EXERCISE AIM:
The records below are to be repeated exactly, minus any pictures.

§ §

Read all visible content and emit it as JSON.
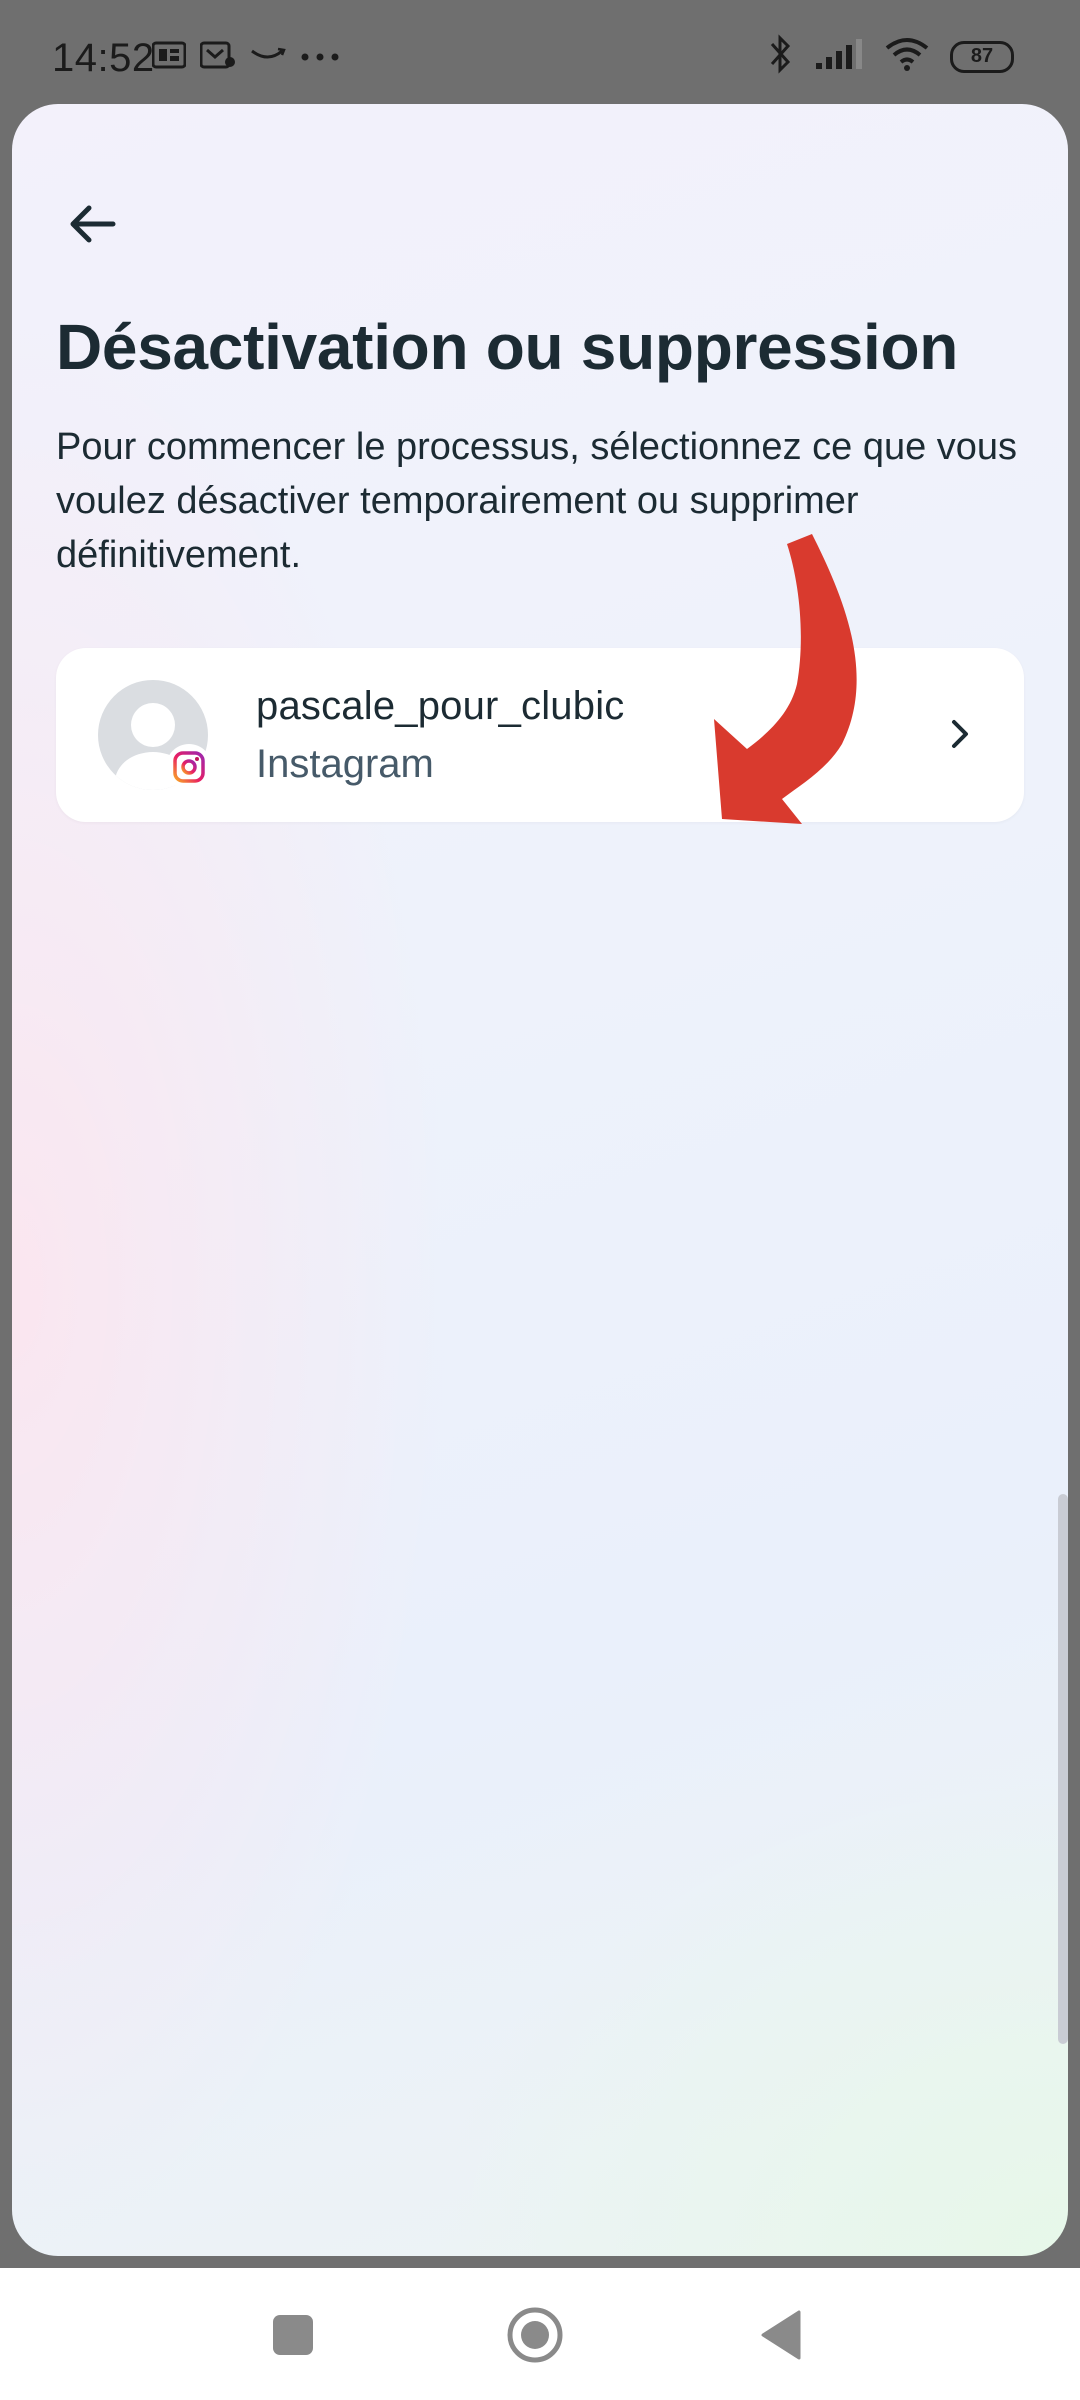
{
  "status_bar": {
    "time": "14:52",
    "battery": "87",
    "left_icons": [
      "sim-card-icon",
      "notification-icon",
      "amazon-icon",
      "more-dots-icon"
    ],
    "right_icons": [
      "bluetooth-icon",
      "signal-icon",
      "wifi-icon",
      "battery-icon"
    ]
  },
  "header": {
    "back_icon": "back-arrow-icon"
  },
  "page": {
    "title": "Désactivation ou suppression",
    "description": "Pour commencer le processus, sélectionnez ce que vous voulez désactiver temporairement ou supprimer définitivement."
  },
  "account": {
    "username": "pascale_pour_clubic",
    "platform": "Instagram",
    "badge_icon": "instagram-icon",
    "chevron_icon": "chevron-right-icon"
  },
  "annotation": {
    "icon": "red-curved-arrow",
    "color": "#d93a2e"
  },
  "nav_bar": {
    "items": [
      "recent-apps-icon",
      "home-icon",
      "back-icon"
    ]
  },
  "colors": {
    "text_primary": "#1c2b33",
    "text_secondary": "#465a69",
    "card": "#ffffff"
  }
}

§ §

EXPECTED OUTPUT:
Read all visible content and emit it as JSON.
{
  "status_bar": {
    "time": "14:52",
    "battery": "87",
    "left_icons": [
      "sim-card-icon",
      "notification-icon",
      "amazon-icon",
      "more-dots-icon"
    ],
    "right_icons": [
      "bluetooth-icon",
      "signal-icon",
      "wifi-icon",
      "battery-icon"
    ]
  },
  "header": {
    "back_icon": "back-arrow-icon"
  },
  "page": {
    "title": "Désactivation ou suppression",
    "description": "Pour commencer le processus, sélectionnez ce que vous voulez désactiver temporairement ou supprimer définitivement."
  },
  "account": {
    "username": "pascale_pour_clubic",
    "platform": "Instagram",
    "badge_icon": "instagram-icon",
    "chevron_icon": "chevron-right-icon"
  },
  "annotation": {
    "icon": "red-curved-arrow",
    "color": "#d93a2e"
  },
  "nav_bar": {
    "items": [
      "recent-apps-icon",
      "home-icon",
      "back-icon"
    ]
  },
  "colors": {
    "text_primary": "#1c2b33",
    "text_secondary": "#465a69",
    "card": "#ffffff"
  }
}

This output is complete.